Safety in the Laboratory
Life is full of danger and dangerous situations. Even the safest situation can turn dangerous by accident or carelessness. You must be careful in whatever you do. Knowing what is a safe and recognizing danger signals will keep you safe in the laboratory and elsewhere. Safety must be made a part of life. Hopefully, this lab will help you in the laboratory and life in general.
General Procedures and Information
The term "chemical" causes fear in many people. If a food is treated with a "chemical", people thing they will be poisoned if they eat the food. Chemicals are a part of your daily life. Everything you touch is a chemical. Chemicals are to be respected, not feared. We must ask ourselves, "What makes a chemical hazardous?"
A chemical is considered hazardous if it is believed to cause cancer, toxic, an irritant, flammable, reactive, corrosive, which causes a threat to life or the environment. A chemical is also considered hazardous if it is on the list in the Occupational Safety and Health Act or assigned a threshold limit value (TLV) by the American Conference of government Industrial Hygienists.
Can you be harmed if you are just in the room with the material or have a limited exposure? Not necessarily. Chemicals can enter the body by inhalation, ingestion, eye contact, and absorption through the skin. To protect yourself, you must take precautions by using personal protective equipment (PPE).
Personal Protective Equipment
Goggles: In the lab, you must wear the proper eye protection, at all times. Proper chemical splash goggles are required. Regular eyeglasses and safety glasses do not provide the splash protection on the sides, above, or below.

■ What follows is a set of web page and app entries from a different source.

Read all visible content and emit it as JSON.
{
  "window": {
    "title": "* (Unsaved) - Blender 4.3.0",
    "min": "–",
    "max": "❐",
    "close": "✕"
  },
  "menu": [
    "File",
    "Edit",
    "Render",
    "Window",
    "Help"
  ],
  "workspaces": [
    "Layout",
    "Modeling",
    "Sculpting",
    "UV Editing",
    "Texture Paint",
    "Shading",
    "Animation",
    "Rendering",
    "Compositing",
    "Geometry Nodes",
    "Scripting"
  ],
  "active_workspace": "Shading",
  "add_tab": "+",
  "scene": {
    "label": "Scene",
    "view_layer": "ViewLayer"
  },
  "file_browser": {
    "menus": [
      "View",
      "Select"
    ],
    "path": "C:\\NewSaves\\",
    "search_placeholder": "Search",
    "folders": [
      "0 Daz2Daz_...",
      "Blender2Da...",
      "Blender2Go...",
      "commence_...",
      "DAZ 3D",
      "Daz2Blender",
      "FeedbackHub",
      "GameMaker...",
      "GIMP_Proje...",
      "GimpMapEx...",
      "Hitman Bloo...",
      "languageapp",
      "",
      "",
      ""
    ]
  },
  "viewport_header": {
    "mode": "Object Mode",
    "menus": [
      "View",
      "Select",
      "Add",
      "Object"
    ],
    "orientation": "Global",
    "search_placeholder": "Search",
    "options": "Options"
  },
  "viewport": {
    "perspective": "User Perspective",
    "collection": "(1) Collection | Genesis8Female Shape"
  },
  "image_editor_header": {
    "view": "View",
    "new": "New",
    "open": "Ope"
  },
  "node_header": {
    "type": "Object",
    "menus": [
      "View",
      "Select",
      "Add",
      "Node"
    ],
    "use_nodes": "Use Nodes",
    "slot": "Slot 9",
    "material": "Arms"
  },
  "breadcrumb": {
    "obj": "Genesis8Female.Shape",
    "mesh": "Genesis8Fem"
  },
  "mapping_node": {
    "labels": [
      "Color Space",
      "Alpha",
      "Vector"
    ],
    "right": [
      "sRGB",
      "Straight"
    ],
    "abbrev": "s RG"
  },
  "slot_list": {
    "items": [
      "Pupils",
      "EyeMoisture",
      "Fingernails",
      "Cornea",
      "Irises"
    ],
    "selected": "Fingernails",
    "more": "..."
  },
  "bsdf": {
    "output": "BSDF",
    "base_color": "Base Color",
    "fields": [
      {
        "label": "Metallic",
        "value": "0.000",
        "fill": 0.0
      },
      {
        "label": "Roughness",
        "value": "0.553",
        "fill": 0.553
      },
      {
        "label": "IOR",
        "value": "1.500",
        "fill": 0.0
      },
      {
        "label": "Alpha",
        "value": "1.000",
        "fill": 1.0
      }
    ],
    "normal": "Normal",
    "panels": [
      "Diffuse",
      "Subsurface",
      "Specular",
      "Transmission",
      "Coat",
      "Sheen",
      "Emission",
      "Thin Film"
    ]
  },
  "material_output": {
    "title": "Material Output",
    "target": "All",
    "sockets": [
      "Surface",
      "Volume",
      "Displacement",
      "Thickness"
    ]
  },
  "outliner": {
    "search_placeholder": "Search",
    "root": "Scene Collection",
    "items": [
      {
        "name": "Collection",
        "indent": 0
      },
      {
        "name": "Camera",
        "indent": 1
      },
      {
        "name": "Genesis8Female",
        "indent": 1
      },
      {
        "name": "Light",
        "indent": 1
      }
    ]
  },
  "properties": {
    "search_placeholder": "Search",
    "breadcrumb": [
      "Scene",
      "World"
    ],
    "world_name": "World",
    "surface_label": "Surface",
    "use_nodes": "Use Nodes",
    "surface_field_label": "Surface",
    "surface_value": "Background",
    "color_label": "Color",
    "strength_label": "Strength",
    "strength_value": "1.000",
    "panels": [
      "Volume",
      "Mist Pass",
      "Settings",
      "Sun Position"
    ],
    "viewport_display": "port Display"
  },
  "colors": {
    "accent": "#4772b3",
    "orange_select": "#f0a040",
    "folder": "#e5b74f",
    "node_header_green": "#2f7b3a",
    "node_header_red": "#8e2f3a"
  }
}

Shop goggles are also not sufficient to use in the chemical laboratory. These goggles usually look like splash goggles, but have holes on the sides. The will allow liquids to reach the eyes. The proper goggles must fit snuggly, but not too tight to...